That comment prompted the following article in The Jerusalem Post newspaper, dated 21 June 2002, by Prof Shlomo Avineri, former Director General of the Israeli Foreign Ministry, noted historian, and Professor of Political Science at Hebrew University.

Cherie Blair, the wife of Britain’s Prime Minister is only the latest of many well-intentioned but morally obtuse individuals to indirectly “understand” Palestinian suicide murderers by suggesting – as she apparently did – that when young people have no hope, what is left for them but to blow themselves up in an act of mass carnage, taking with them the lives of dozens of innocents?

Those who make such statements – and they include practically all the Arab political elite – then go on to condemn suicide murderers, but…..

This is a kind of moral bankruptcy, and needs to be condemned as such.

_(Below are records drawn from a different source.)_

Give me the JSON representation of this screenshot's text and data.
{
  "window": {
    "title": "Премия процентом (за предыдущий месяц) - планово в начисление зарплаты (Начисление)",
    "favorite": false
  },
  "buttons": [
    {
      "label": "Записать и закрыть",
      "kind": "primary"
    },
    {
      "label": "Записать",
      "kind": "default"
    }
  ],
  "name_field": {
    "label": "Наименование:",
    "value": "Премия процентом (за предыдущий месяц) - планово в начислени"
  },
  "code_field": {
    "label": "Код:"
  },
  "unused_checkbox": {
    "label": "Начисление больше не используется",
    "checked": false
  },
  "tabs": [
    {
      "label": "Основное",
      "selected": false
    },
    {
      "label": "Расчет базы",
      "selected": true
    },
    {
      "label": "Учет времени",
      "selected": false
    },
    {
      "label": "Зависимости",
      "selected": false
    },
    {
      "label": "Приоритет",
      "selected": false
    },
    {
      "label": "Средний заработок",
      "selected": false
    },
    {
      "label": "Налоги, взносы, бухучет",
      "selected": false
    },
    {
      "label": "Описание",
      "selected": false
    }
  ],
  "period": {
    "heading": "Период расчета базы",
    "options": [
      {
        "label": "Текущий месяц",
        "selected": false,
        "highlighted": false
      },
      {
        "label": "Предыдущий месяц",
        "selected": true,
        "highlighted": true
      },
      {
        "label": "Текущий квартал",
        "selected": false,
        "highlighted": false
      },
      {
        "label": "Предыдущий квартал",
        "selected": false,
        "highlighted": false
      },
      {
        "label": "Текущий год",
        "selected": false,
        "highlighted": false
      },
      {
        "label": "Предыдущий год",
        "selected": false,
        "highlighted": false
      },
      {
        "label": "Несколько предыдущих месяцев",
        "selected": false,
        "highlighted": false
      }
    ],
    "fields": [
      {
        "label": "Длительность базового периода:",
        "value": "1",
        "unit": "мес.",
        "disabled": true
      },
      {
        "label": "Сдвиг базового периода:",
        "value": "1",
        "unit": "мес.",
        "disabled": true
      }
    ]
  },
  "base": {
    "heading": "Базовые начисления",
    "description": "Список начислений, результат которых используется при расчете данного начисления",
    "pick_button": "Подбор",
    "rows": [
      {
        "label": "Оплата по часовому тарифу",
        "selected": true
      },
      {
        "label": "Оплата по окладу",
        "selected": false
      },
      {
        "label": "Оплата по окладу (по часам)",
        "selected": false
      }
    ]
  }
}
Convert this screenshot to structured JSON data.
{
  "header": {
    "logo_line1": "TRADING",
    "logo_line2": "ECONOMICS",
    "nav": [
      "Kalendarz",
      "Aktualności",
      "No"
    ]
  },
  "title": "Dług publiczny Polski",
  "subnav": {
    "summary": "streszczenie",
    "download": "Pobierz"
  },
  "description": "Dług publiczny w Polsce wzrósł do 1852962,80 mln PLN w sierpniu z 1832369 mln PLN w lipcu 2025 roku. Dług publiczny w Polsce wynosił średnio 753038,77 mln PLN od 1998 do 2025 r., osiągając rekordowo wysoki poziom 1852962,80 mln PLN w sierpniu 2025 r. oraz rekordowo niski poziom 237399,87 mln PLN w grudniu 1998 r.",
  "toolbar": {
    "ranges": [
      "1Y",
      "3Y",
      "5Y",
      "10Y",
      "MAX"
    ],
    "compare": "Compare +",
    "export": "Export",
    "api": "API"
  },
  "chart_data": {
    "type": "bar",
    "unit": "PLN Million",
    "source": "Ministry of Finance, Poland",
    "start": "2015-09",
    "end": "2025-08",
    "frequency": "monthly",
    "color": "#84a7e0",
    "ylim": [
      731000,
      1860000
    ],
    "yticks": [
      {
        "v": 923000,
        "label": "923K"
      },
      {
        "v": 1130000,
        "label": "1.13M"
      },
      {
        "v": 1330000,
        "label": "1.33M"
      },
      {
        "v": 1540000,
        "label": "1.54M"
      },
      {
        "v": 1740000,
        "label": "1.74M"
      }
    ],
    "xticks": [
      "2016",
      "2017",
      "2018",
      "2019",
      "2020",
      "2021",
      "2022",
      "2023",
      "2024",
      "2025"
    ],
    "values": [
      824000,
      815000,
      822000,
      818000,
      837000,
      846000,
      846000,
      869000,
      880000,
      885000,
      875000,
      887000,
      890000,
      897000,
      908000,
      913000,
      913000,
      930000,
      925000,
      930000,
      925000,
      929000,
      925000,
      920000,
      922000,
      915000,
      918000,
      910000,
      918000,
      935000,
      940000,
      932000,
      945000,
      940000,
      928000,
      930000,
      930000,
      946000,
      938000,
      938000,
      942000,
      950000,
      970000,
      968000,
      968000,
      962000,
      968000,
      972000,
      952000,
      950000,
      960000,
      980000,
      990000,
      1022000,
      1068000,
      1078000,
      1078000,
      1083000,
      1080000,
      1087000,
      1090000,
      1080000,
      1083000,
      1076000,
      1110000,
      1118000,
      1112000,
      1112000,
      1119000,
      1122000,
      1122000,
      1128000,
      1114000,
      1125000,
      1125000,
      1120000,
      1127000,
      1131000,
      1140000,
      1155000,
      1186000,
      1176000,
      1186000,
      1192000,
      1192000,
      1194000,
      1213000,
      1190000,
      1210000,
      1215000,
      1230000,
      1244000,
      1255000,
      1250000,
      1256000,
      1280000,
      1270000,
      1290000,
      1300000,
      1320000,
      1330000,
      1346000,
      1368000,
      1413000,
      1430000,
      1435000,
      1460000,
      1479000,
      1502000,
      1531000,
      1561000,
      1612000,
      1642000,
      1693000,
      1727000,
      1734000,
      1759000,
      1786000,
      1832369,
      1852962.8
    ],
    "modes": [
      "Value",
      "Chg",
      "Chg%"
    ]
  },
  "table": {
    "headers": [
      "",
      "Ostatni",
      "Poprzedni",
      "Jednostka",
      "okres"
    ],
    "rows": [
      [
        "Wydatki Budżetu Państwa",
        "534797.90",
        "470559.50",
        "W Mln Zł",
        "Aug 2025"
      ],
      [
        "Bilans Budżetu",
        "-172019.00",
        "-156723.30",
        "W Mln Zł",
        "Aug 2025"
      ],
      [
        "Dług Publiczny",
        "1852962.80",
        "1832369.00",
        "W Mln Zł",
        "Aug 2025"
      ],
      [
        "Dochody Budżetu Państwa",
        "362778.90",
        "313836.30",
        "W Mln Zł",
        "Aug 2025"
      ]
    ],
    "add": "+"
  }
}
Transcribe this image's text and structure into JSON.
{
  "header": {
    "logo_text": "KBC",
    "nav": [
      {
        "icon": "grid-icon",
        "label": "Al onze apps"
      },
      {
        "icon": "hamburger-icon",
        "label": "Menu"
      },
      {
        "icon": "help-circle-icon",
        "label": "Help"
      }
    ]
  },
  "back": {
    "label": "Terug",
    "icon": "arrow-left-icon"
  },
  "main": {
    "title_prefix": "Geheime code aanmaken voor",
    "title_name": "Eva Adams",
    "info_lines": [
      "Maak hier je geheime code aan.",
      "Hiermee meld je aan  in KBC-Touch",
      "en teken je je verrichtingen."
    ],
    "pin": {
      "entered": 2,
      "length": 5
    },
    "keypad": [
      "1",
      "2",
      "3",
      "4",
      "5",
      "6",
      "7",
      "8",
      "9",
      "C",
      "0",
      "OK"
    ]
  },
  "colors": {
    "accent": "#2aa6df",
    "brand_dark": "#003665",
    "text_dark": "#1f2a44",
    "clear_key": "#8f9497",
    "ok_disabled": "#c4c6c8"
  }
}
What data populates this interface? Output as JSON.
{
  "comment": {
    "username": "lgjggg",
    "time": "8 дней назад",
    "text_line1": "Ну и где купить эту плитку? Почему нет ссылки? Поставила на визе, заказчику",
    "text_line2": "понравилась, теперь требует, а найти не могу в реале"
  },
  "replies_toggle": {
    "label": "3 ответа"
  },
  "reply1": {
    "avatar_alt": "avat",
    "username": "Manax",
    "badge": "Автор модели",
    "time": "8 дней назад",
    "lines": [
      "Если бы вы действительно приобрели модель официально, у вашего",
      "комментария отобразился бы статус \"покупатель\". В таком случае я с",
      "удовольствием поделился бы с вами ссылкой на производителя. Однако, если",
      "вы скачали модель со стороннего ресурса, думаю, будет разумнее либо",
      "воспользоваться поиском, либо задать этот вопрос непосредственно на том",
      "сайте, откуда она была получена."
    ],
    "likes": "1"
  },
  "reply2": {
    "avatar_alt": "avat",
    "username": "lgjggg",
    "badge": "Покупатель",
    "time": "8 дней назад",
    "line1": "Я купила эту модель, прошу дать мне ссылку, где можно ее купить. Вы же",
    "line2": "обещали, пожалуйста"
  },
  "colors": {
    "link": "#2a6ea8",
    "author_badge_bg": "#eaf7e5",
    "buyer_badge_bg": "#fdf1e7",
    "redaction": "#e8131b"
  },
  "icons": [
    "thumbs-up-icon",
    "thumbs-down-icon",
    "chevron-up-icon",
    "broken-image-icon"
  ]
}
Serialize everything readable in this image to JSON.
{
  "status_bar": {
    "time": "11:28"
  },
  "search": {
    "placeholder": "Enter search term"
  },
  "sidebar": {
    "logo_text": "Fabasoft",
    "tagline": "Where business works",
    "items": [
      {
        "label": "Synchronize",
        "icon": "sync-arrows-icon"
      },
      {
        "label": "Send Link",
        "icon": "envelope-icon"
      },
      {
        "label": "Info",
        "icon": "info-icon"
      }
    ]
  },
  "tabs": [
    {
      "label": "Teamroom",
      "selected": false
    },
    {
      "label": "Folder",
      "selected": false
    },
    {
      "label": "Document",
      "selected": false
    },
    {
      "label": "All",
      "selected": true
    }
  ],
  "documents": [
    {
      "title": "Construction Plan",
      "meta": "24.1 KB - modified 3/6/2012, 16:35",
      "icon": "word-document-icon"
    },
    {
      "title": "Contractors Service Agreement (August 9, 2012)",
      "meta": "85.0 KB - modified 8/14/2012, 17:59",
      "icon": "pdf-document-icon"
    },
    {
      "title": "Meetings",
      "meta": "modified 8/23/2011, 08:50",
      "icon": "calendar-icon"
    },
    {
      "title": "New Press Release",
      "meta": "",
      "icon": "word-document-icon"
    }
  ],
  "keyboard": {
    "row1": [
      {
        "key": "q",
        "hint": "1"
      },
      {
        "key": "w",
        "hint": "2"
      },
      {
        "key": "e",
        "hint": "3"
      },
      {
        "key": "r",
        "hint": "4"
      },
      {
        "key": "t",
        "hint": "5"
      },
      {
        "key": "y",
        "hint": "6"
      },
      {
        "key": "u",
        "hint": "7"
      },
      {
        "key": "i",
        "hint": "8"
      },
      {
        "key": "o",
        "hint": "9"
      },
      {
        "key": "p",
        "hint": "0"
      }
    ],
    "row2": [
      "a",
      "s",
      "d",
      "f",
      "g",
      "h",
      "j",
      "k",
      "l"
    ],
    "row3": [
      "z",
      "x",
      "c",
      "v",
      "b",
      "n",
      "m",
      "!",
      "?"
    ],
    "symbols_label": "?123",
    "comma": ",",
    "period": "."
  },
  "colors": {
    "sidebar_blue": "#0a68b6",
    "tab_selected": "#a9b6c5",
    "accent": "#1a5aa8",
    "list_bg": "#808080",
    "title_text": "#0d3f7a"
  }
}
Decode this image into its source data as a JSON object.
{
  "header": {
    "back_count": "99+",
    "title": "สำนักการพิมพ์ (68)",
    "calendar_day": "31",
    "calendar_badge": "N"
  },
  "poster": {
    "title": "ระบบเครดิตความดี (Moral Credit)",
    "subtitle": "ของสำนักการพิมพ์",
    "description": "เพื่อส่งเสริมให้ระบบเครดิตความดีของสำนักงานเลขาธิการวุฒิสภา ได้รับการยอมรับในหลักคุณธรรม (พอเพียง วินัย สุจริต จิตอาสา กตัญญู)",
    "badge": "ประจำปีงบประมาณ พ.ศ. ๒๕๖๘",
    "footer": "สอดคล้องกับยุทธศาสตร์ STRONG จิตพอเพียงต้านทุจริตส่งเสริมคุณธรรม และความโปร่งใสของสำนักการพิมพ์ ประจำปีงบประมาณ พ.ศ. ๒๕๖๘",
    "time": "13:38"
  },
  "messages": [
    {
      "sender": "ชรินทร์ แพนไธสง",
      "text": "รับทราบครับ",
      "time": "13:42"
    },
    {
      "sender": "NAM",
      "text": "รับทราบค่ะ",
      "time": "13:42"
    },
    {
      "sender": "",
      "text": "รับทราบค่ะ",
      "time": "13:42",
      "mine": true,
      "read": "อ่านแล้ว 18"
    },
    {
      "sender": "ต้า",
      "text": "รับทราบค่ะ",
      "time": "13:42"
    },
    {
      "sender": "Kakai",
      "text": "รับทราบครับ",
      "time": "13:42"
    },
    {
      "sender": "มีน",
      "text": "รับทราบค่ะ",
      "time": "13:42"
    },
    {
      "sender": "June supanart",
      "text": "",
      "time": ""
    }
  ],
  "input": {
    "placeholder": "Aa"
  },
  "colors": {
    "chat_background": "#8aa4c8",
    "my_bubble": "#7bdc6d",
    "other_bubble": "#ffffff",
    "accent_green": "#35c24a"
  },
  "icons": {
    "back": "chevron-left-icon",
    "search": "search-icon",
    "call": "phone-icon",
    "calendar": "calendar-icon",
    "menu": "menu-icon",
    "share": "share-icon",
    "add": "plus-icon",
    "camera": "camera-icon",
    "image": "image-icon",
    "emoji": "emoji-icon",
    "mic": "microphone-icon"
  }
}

Yes, many Palestinian youths feel at a dead end, and many are desperate. But, and this is the crux of the matter, are they the only desperate young people in the world?

Are there not millions – nay, tens and hundreds of millions – of young people all over the world who have no economic or social hope, let alone “a political horizon” [the expression used by the international community to describe a renewed peace process – Beyond Images] ? Are Jenin and Nablus refugee camps the only places where abject poverty and destitution rule supreme?

And if young, and not so young, people from these legions of the Damned of the Earth started, out of despair, blowing themselves up in the streets of London, Paris, Rome or Berlin, would well-meaning Western intellectuals express the same lame empathy – if not indirect apology – for their murderous rage ?

Moreover, there have been, in recent memory, other young people who might have felt desperate – who could be more desperate than the Jewish people after the Holocaust?

And yet these young people did not go about killing innocent European children on buses in ravished post-1945 Europe because they felt desperate.

Nor were they encouraged by their leaders to do this: on the contrary. When there were individual cases of Jews taking revenge on suspected German war criminals (not innocent civilians, mind you) Jewish public opinion went against it.

Nor did Indian patriots or Egyptian nationalists go around blowing themselves up on the streets of London. And when the Irgun [Jewish underground group, pre-1948 – Beyond Images] hanged two British sergeants in retaliation for the hanging of Jewish terrorists, the majority of the Jewish community in Palestine viewed it as a despicable murder.

Yes, Palestinian youth may be desperate. But don’t they have an alternative, like turning their despair into a constructive force instead of a fascist-like fascination with death?

Young Palestinians could – like young Indians or young Jews in British Palestine – try to help their people by alleviating their suffering, by building houses for refugees, by offering to help out in schools and hospitals.

This is what the Greek Cypriots did after the Turkish invasion of the island, what people in Bosnia and Kosovo are doing now.

Some might even think to ask why none of these desperate Palestinian youths has seriously questioned the catastrophic leadership of Yasser Arafat, who missed a historic opportunity at Camp David in 2000 of coming back from the negotiations with a Palestinian state.

But for some strange reason that social scientists, historians and theologians fail to explain, only among Palestinian youth – and among the relatively well-of Egyptians and Saudis who committed the September 11 massacres – have justified feelings of frustration, anger and alienation transformed themselves into a murderous rage.

Why? Some serious questioning is in order, in place of the moral blindness that talks about despair leading to terrorism.

Anyone who uses such language is, whether he or she realises it or not, complicit in murder. By understanding, one condones.